Growing up, Gladis Kiambiy struggled with her weight and as she often travelled the continent, found it increasingly difficult to find the right type of swimwear. Swimwear was often catered for women that had slimmer frames or looked a certain way depicting that beauty only came in one size and form. Breaking the stereotype and feeling frustrated with the lack of diversity, Gladis decided enough was enough and started creating her own designs, birthing ‘Culture of Swimwear.’
We discuss diversity and inclusion in the swimwear industry, balancing a 9-to-5 with a growing brand, and much more.
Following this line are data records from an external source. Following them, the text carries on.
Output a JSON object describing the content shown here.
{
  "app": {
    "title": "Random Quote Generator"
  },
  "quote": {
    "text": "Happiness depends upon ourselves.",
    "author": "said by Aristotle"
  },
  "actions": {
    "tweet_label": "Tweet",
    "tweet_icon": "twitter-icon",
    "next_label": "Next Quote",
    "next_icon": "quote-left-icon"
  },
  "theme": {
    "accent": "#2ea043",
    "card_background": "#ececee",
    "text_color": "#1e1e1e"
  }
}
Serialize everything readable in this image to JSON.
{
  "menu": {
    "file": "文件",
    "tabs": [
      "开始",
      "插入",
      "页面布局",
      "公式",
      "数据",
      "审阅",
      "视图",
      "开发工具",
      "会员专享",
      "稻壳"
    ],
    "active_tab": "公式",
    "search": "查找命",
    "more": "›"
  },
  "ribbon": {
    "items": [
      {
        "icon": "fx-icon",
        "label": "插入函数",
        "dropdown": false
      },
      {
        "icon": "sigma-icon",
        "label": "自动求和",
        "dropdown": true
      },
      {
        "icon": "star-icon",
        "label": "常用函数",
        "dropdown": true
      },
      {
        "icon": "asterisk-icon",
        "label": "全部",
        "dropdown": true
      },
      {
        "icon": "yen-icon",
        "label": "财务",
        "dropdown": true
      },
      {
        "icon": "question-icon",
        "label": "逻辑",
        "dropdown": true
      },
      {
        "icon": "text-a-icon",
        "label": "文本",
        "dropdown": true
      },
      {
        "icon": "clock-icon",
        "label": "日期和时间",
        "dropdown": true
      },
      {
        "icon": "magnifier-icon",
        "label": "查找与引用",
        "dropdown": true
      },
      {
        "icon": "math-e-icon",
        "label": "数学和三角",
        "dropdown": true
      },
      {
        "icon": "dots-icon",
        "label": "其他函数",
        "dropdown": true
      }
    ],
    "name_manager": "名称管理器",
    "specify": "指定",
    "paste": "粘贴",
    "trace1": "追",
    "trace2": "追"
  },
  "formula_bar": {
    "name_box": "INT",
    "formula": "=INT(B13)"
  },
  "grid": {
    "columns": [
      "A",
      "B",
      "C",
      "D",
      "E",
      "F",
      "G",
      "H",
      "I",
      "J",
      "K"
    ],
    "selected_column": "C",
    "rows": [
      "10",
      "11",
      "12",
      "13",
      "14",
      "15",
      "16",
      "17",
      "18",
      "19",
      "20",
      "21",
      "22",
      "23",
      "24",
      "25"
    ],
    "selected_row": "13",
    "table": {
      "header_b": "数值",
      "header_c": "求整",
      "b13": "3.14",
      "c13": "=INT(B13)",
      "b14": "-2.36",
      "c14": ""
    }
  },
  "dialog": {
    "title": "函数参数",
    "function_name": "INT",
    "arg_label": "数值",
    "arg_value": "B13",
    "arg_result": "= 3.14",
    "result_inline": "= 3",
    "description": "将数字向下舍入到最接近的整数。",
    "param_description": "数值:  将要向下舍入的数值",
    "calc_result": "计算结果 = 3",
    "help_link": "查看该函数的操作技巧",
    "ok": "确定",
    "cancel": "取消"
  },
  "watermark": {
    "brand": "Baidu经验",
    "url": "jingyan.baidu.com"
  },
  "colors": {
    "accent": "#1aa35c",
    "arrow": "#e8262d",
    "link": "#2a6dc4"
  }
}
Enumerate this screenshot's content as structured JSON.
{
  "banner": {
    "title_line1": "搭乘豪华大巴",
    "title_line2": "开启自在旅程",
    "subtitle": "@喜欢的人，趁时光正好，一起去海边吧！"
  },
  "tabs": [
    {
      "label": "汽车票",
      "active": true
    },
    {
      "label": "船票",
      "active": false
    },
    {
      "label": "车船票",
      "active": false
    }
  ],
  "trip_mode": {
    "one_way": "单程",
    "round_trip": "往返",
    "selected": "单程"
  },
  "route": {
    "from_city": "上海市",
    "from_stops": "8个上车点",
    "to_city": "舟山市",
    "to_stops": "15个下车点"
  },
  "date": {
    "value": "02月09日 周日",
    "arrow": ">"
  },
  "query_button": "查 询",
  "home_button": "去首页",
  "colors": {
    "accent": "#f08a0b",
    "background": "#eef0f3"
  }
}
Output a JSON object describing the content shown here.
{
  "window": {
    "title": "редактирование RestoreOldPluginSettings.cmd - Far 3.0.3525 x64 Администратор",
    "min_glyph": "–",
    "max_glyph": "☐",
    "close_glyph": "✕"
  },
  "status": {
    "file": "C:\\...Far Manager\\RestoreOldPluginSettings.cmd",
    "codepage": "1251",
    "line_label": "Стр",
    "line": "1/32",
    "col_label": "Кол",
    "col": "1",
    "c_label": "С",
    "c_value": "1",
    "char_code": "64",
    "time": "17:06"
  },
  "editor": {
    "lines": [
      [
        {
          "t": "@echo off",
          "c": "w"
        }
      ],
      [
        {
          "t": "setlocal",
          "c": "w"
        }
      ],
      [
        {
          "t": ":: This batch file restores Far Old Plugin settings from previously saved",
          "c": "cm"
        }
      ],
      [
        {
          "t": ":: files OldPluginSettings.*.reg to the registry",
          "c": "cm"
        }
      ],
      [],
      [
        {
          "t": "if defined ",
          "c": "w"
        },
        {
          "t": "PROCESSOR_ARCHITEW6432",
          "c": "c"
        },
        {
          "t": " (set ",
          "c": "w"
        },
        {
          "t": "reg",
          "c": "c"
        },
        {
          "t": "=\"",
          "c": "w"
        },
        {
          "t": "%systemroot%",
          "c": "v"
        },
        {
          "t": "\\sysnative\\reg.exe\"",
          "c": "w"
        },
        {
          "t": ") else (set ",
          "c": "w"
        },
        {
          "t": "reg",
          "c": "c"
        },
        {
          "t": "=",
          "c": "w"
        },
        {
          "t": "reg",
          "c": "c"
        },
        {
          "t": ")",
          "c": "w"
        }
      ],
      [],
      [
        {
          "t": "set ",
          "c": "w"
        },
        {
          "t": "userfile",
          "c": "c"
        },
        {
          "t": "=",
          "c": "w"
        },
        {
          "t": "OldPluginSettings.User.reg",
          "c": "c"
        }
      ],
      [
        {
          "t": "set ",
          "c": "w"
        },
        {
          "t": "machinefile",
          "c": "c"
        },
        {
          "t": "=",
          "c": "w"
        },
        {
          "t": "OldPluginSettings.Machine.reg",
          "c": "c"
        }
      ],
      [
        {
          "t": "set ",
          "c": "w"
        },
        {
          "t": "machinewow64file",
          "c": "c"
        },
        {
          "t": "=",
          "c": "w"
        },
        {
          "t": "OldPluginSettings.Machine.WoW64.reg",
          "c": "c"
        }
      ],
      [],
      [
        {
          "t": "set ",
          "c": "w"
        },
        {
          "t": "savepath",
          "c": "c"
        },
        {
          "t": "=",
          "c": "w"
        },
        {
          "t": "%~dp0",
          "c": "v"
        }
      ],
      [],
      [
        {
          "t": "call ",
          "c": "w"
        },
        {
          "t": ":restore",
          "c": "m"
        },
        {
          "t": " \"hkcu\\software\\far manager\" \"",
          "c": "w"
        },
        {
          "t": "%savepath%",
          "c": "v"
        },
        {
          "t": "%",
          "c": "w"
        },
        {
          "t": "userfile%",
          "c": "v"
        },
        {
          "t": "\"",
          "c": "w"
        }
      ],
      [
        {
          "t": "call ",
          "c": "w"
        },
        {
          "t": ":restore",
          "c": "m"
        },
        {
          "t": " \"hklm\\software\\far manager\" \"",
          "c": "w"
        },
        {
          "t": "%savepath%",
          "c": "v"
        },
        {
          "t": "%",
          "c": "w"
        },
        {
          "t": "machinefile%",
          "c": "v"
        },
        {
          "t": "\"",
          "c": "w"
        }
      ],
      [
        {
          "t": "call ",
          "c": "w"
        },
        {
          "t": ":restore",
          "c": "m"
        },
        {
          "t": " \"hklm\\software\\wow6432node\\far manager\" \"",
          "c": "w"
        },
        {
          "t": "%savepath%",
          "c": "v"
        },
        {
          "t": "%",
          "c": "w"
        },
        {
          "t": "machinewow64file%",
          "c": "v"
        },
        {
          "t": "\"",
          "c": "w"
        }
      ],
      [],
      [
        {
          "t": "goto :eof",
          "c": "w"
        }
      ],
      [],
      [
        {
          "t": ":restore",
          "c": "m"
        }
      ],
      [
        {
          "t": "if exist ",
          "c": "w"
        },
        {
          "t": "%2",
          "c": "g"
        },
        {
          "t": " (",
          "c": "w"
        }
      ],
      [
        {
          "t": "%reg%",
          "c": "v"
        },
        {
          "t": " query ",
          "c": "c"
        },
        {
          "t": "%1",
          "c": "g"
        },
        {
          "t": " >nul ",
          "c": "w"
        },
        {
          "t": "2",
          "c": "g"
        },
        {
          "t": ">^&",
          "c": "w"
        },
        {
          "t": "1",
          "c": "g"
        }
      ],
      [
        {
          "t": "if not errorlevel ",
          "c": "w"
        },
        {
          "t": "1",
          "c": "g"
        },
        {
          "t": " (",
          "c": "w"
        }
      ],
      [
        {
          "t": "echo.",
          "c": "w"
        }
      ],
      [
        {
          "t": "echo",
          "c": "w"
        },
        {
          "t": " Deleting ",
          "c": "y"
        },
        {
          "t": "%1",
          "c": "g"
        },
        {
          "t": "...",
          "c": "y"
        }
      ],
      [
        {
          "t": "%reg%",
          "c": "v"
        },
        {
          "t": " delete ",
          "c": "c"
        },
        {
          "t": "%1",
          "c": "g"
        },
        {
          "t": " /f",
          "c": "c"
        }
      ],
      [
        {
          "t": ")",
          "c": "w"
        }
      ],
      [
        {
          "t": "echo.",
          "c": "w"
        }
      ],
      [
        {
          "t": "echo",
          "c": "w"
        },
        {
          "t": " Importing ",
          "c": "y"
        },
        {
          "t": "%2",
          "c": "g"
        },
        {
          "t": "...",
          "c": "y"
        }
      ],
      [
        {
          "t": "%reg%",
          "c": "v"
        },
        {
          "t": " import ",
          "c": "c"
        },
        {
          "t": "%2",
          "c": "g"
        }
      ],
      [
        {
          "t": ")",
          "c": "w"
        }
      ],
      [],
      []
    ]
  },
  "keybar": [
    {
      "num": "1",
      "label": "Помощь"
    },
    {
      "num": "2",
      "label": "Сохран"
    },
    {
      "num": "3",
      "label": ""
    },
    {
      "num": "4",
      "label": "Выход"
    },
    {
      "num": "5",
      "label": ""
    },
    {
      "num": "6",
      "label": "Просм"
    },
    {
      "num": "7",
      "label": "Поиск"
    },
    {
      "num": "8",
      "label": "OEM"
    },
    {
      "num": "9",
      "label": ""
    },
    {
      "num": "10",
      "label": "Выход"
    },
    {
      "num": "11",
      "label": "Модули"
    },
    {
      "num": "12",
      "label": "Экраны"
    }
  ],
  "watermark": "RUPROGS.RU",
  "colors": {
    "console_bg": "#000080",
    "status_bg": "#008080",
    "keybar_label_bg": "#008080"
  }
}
Can you tell me about your brand and why you decided to start culture swimwear?
My weight had often fluctuated over the years and between 2013-2015, I was traveling to Florida lot. Whilst there, I visited the beach often but the one outfit that I was lacking was swimwear. I found that all the local retailers were creating the same type of swimsuit, which were either bold, or in one colour, or catered more to slimmer women. I found this highly frustrating and at that point I said, “I’m designing my own swimsuit”.
Initially, when the idea of Culture Swimwear was conceptualised, there wasn’t much diversity and inclusion for women of all sizes. However, I believe the improvement within the swimwear industry is amazing. There are now brands which offer different types of swimwear to meet all needs. One of the main changes I would like to see is more diversity swimwear for men, children and maternity swimwear.
You balance a 9-to-5 with a growing business. What are your tips on working full time and balancing a business?
It can be very challenging; there are times that I enjoy the challenge and there are times that don’t necessarily. I have to remind myself that prior to Culture Swimwear, I held down 2-3 jobs and in my University days, I still continued to work 3 jobs and ended up with a 1st class degree. My tip is to remain focused. I will be honest, the pressure will get to you, however as long as you stay focused, nothing can defeat you.
Can you tell us about your designs and the inspiration behind them?
I get inspiration for my designs when I come across swimwear brands and think of ways in which I can improve on it. For example, if I see a swimsuit that’s plain, I think of ways to add colours and improve the design. Mainly African prints and culture are an inspiration behind my designs.
Who would you like to see in your swimwear brand? Are there any women in the media that you would love to see rocking the swimwear?
I am hoping for my swimwear to expand to men and children. Therefore, I would like to see my products on the likes of Stormzy, Lethal B, Jamelia, Stefflon don, Ms banks, and not just here in the UK, but also in the US, Congo, Ghana and many more.
Tell us a little bit about life of an entrepreneur…
It’s all about balancing, learning from your mistakes and taking in your mistakes.
Where do you see the brand in the next 5 years?
Hopefully in next 5 years I will be more established in the US and Africa and would love to explore the idea of creating swimwear for other cultures.
What was the biggest highlight for the business last year?
To be honest: everything – from gathering the final pieces, the photoshoot, meeting the models, receiving support from my friends and family and receiving shout outs on my Instagram, even from the people I don’t know. That was priceless.